Pro Lower chance of data loss
Linux has very few viruses. So there's almost no chance of getting infected by a virus and thus losing your data including your important programming files.
Pro Hardly ever crashes
And if it does you can often drop into console and fix the error before returning to desktop.
Pro Sometimes it "just works"
Sometimes Linux tends to just work with little to no effort or troubleshooting required. Most of the times it doesn't, though.
Pro Get works done
Get near each and every work done within the command line or terminal, it makes everything so simple as compared to any other os
Pro Isn't "locked down"
Windows and MacOS tend to restrict what the user/developer can do with their PC while Linux empowers the user/developer so they can do whatever they need/want with their PC without unnecessary restrictions.
Con Can still be unstable
Here are the details of it.
Con Slightly bloated
Con The Manjaro unstable repository is slow to sync with the Arch stable repository
The Manjaro unstable repository syncs with the Arch stable repository and if any package has moved, it gets moved to stable.
Manjaro gets package updates a bit than Arch.
Con Installation is extremely buggy
There's no easy way to switch from local keyboard layout if non-Latin installer language is selected.
Con Imcompatible with Arch User Repository and archlinuxcn
Because Manjaro packages are not synced with Arch, using AUR or archlinuxcn could break dependencies.
Con Bad dependencies
This is similar to the mac0S experience in that you're not allowed to remove plank.
Con Very slow development for 32-bit hardwares
ArchLinux-32 community maintain their forums every day. They upload new ISO's every month. But Manjaro-32 community upload new ISO's in every 6 month. And provide only a DE-mate.
Con Calls itself "stable," but actually just holds Arch Linux repositories back for a week
Con Weekly manual updates
Since it is rolling release, it needs updates nearly every week, which (though are checked for automatically) must be manually downloaded, confirmed and installed. That may annoy or scare off many new users.

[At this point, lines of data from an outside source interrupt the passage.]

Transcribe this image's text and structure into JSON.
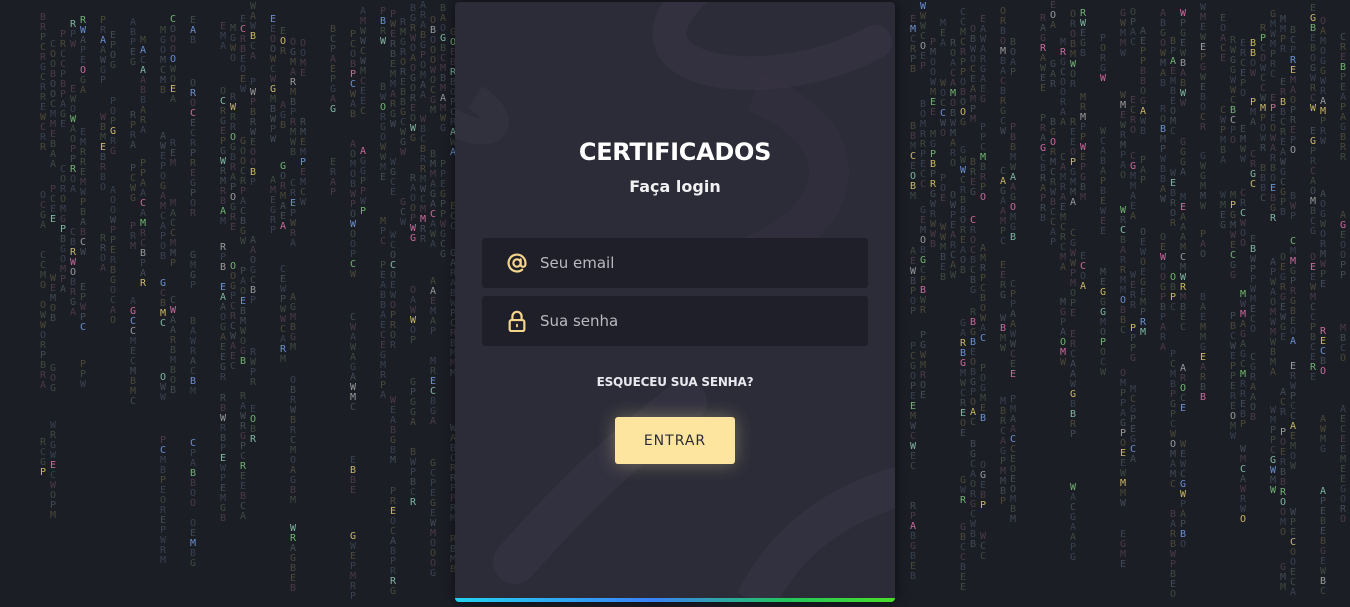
{
  "login": {
    "title": "CERTIFICADOS",
    "subtitle": "Faça login",
    "email_placeholder": "Seu email",
    "password_placeholder": "Sua senha",
    "forgot_label": "ESQUECEU SUA SENHA?",
    "submit_label": "ENTRAR"
  },
  "icons": {
    "email": "at-sign-icon",
    "password": "lock-icon"
  },
  "colors": {
    "background": "#1c1e26",
    "card": "#2b2c38",
    "field": "#1f1f29",
    "accent": "#fde59f",
    "icon": "#f3d58d"
  },
  "matrix_letters": "ABCEGMOPRW"
}
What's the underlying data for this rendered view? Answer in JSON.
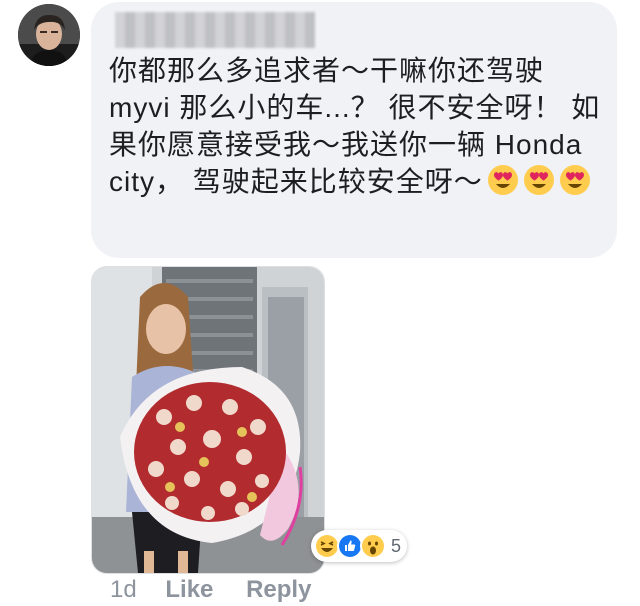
{
  "comment": {
    "author_name": "",
    "text": "你都那么多追求者～干嘛你还驾驶 myvi 那么小的车...？ 很不安全呀！ 如果你愿意接受我～我送你一辆 Honda city， 驾驶起来比较安全呀～",
    "trailing_emoji": [
      "heart-eyes-emoji",
      "heart-eyes-emoji",
      "heart-eyes-emoji"
    ],
    "bubble_color": "#f1f2f6",
    "text_color": "#1c1e21"
  },
  "attachment": {
    "image": "photo-woman-holding-rose-bouquet"
  },
  "reactions": {
    "icons": [
      "haha-reaction-icon",
      "like-reaction-icon",
      "wow-reaction-icon"
    ],
    "count": "5",
    "like_color": "#1877f2"
  },
  "actions": {
    "timestamp": "1d",
    "like_label": "Like",
    "reply_label": "Reply",
    "meta_color": "#8d949e"
  }
}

It's just Arch Linux with an easier installer so there is no reason to use it.
Con Same cons that apply to Arch Linux
Since it is based on Arch Linux.
Con It's Archbuntu
Con Black screen after boot, no login possibility
Con No gfvs pre-installed
So no Trash (and possibly smartphone file system access via USB) support.
Con Nothing new
There is nothing new in Manjaro compared to any other Arch based distribution.
Con You can't change the default theme in certain applications
Although it is possible to change the default dark theme, this has no effect on Firefox, which appears to have the dark theme "hard coded". Hardened Linux pros may find a way to change this, but for the rest, it renders an otherwise nice distro a no-go.
Con Bad way of handling dependencies
Manjaro is based on Arch Linux. Arch Linux and its derivatives have a bad way of handling dependencies. To handle dependencies, it installs a whole another program which contains the required dependencies.
Con Issues with drivers if your hardware is not officially supported
Con Maintenance can be time-consuming
Con Hard to get used to working in the terminal
It might be a challenge when trying to get used to using the terminal a lot to get around certain things
Con HiDPI support sucks
Many developers work on apps that should work on HiDPI monitors. In most distros, HiDPI simply suck on Linux, and making that work is a nightmare.
Con Steep learning curve
Con Too much customization
To get features on par with OS X, you need to research packages, install them and configure them. Even then, it may not be as good as OS X.
Con Less and worse professional software is developed, due to the low user base
Depending on what type of work you are doing, you may find Linux software lacking compared to their Win/Mac counterparts.
For example in game development, tools, like Unreal Engine or Unity, usually lack in quality or novelty compared with Windows. Having crashes or bugs that aren't fixed for a while.
Con A wide variety of distributions available
With a lot of variety, one cannot deploy to a single system and has to prepare for a bundle of distributions, instead of just one.
Con Low user base to develop to
Linux can develop to any system with the right tools. Mono allows development to Windows. Python and Ruby too. C and C++ can be developed to Windows.